top of page
  • Writer's pictureWellness Workdays

Making Room for Emotional Baggage at Work

Making room for emotional baggage at work

The most frequent request in my therapy office is to “help me stop the {insert bad feeling here}.” People want less anger, less hurt, less guilt, less grief, less fear, less sadness. They want me to tell them how to replace all bad feelings with happiness. How disappointed they are when I tell them I won’t, and that it’s not even the goal of therapy!

Think again about what you might do without fear. No concern for safety, like the potential car crash if you don’t obey stop lights. Imagine a world without sadness. What a strange funeral to attend where no one is grieving the loss. Consider what you might do without guilt. What are people willing to do when they won’t have to feel remorse?

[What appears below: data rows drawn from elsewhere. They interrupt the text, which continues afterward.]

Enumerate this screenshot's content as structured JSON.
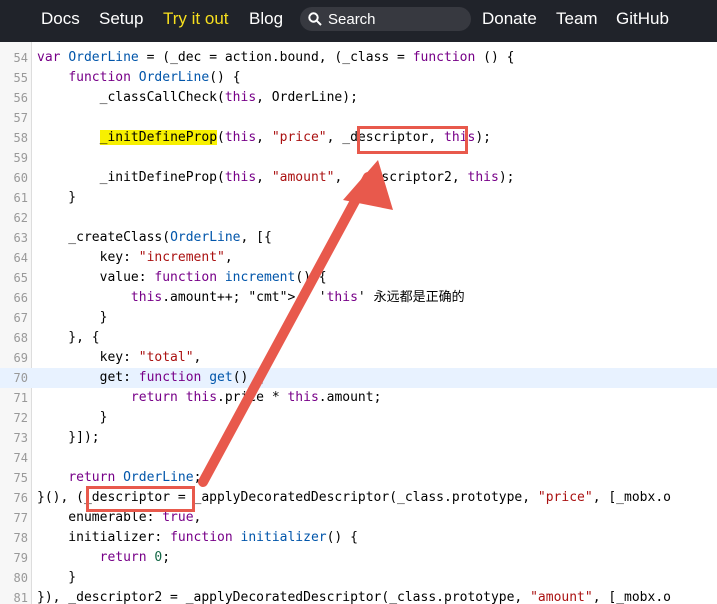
{
  "nav": {
    "items": [
      "Docs",
      "Setup",
      "Try it out",
      "Blog"
    ],
    "search_label": "Search",
    "right_items": [
      "Donate",
      "Team",
      "GitHub"
    ],
    "active": "Try it out"
  },
  "code_lines": [
    {
      "n": "54",
      "text": "var OrderLine = (_dec = action.bound, (_class = function () {"
    },
    {
      "n": "55",
      "text": "    function OrderLine() {"
    },
    {
      "n": "56",
      "text": "        _classCallCheck(this, OrderLine);"
    },
    {
      "n": "57",
      "text": ""
    },
    {
      "n": "58",
      "text": "        _initDefineProp(this, \"price\", _descriptor, this);"
    },
    {
      "n": "59",
      "text": ""
    },
    {
      "n": "60",
      "text": "        _initDefineProp(this, \"amount\",  _descriptor2, this);"
    },
    {
      "n": "61",
      "text": "    }"
    },
    {
      "n": "62",
      "text": ""
    },
    {
      "n": "63",
      "text": "    _createClass(OrderLine, [{"
    },
    {
      "n": "64",
      "text": "        key: \"increment\","
    },
    {
      "n": "65",
      "text": "        value: function increment() {"
    },
    {
      "n": "66",
      "text": "            this.amount++; // 'this' 永远都是正确的"
    },
    {
      "n": "67",
      "text": "        }"
    },
    {
      "n": "68",
      "text": "    }, {"
    },
    {
      "n": "69",
      "text": "        key: \"total\","
    },
    {
      "n": "70",
      "text": "        get: function get() {"
    },
    {
      "n": "71",
      "text": "            return this.price * this.amount;"
    },
    {
      "n": "72",
      "text": "        }"
    },
    {
      "n": "73",
      "text": "    }]);"
    },
    {
      "n": "74",
      "text": ""
    },
    {
      "n": "75",
      "text": "    return OrderLine;"
    },
    {
      "n": "76",
      "text": "}(), (_descriptor = _applyDecoratedDescriptor(_class.prototype, \"price\", [_mobx.o"
    },
    {
      "n": "77",
      "text": "    enumerable: true,"
    },
    {
      "n": "78",
      "text": "    initializer: function initializer() {"
    },
    {
      "n": "79",
      "text": "        return 0;"
    },
    {
      "n": "80",
      "text": "    }"
    },
    {
      "n": "81",
      "text": "}), _descriptor2 = _applyDecoratedDescriptor(_class.prototype, \"amount\", [_mobx.o"
    }
  ],
  "highlighted_line": "70",
  "annotation_color": "#e8594c"
}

We may not like all the feelings we have, but we have them for important reasons. Anxiety and guilt shape how we behave and manage our time. They keep us motivated at work and responsible with our finances (well… most of the time). Sadness? Lets us know we care. Anger? Motivates us to create change when necessary. Every feeling has purpose, and we need them all at different times and in different amounts.

As we make our way through life, we collect information on the rules and expectations for the world based on how we feel. This is our baggage. Our storage of emotion-linked memories gives us our work ethic, social etiquette, and personalities. A workplace without baggage lacks connection and productivity. We don’t need to leave that baggage at home – we need to pack more effectively!

Our feelings become problems when they lead to reactions that cause more harm than good. Our baggage gets in the way when we struggle to separate what we need in the moment from what we needed in the past. Both issues are usually the result of unchecked emotions. Effective emotional packing is an evaluation of why we feel the way we do, whether those messages make sense in our current situation, and what our best course of action will be to get the results we need.

When wellness programs aim to work with emotions rather than fix them, this can make room for all the baggage employees need for their trips to work!

This post was written by Darci Miland, LMHC, a mental health wellness consultant and speaker, and owner of StandUP Wellness.



bottom of page